EXTRACTED ENTRIES:
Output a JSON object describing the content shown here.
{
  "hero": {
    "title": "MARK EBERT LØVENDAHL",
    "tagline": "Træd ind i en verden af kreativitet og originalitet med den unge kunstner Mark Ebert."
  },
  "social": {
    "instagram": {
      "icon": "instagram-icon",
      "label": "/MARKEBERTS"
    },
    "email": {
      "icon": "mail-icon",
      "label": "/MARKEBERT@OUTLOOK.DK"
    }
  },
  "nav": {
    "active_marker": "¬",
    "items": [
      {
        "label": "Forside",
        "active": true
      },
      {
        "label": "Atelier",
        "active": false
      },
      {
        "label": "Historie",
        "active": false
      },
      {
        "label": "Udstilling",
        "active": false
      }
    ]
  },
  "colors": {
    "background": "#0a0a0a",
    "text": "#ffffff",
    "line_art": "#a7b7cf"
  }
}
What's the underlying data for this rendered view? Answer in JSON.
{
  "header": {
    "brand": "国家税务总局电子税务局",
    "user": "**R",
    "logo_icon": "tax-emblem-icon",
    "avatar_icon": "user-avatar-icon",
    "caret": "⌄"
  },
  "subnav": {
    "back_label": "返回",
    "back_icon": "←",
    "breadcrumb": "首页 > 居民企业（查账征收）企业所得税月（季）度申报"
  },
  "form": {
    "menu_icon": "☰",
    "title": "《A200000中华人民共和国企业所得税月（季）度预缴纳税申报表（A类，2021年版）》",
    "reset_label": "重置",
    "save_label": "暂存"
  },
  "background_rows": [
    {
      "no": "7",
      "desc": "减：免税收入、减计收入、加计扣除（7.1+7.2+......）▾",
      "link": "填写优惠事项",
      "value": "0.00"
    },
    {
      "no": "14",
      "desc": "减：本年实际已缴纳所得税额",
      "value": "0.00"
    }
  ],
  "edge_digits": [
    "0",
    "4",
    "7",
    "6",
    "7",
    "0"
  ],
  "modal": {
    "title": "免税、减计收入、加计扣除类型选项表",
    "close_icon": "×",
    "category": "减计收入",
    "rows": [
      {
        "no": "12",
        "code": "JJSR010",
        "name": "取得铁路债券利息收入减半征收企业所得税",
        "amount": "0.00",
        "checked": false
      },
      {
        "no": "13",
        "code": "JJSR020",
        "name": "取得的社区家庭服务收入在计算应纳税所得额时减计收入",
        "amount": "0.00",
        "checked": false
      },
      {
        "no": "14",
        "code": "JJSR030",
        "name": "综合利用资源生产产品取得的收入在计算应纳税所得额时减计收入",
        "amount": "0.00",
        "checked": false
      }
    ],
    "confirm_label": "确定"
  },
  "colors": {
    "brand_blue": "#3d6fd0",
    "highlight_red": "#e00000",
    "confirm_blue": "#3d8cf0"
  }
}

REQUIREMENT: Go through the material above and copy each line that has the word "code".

RESPONSE AREA:
        "code": "JJSR010",
        "code": "JJSR020",
        "code": "JJSR030",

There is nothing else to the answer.